Silting due to mining activities may cause loss of biodiversity and ecosystem services in streams. The aim of this research was to evaluate the environmental integrity and test restoration methods through nature-based solutions (NBS) in an Amazonian stream disturbed by fine sediments in n Carajás National Forest (Brazil).. An integrated assessment of fluvial geomorphology and limnological characteristics was carried out in search of remaining habitats and priority areas for restoration. Experiments were carried out to reduce the runoff of fine particles by litter addition, and to search for riparian species capable of developing vegetative propagation on disturbed soil. Over 5 km downstream from the mining area, there was a reduced diversity of benthic organisms and minerals in the riverbed.

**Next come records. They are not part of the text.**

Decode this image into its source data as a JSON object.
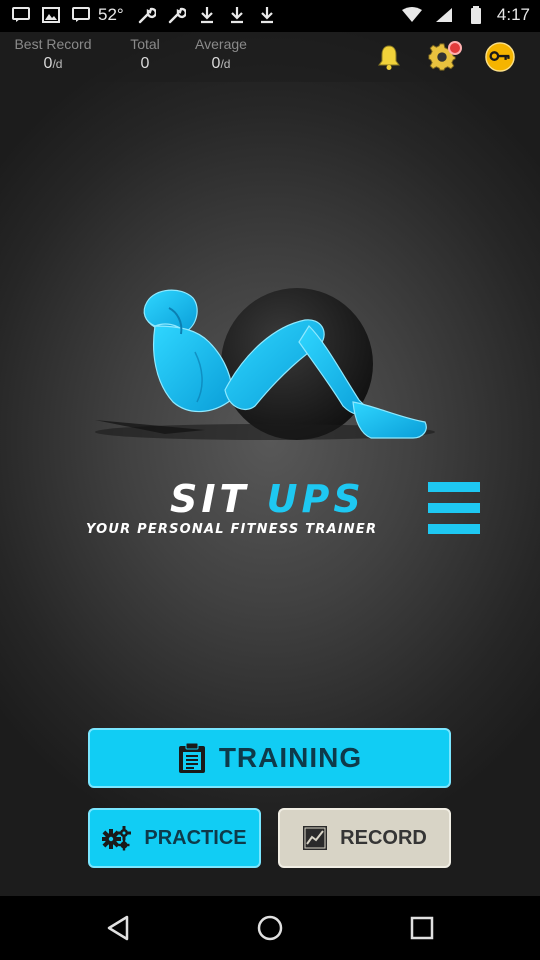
{
  "status_bar": {
    "temperature": "52°",
    "time": "4:17",
    "icons": [
      "message-icon",
      "image-icon",
      "message-icon",
      "wrench-icon",
      "wrench-icon",
      "download-icon",
      "download-icon",
      "download-icon",
      "wifi-icon",
      "signal-icon",
      "battery-icon"
    ]
  },
  "stats": {
    "best_record": {
      "label": "Best Record",
      "value": "0",
      "unit": "/d"
    },
    "total": {
      "label": "Total",
      "value": "0"
    },
    "average": {
      "label": "Average",
      "value": "0",
      "unit": "/d"
    }
  },
  "header_icons": [
    "bell-icon",
    "gear-icon",
    "key-icon"
  ],
  "logo": {
    "title_sit": "SIT",
    "title_ups": "UPS",
    "subtitle": "YOUR PERSONAL FITNESS TRAINER"
  },
  "buttons": {
    "training": "TRAINING",
    "practice": "PRACTICE",
    "record": "RECORD"
  },
  "nav": [
    "back-icon",
    "home-icon",
    "recents-icon"
  ],
  "colors": {
    "accent": "#11cdf4",
    "record_button": "#d8d4c6",
    "badge": "#e23b3b",
    "key_icon": "#f5b400"
  }
}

However, from the third kilometer downstream, greater canopy cover, less fine sediment deposition were found in the channel. The semi-confined areas (up to 3km downstream the mining area) were characterized by reduced longitudinal slope, fragmented forest, thick layer of silt and clay (average = 35cm) in the sediment, buried microhabitats on the riverbed, thus highlighting the areas that demand priority recovery actions. Two riparian species were found capable of developing in silty-clayey soils, and it was observed the potential of using suspended wood in the water as microhabitats for macro-invertebrate colonization. It was also observed that the addition of coarse litter on the soil reduced runoff, turbidity and TSS, showing that the interventions regarding NBS tested on an experimental scale in this research can be suggested as actions for a restoration program.
Conference Presentation, SER2021
Pre-approved for CECs under SER's CERP program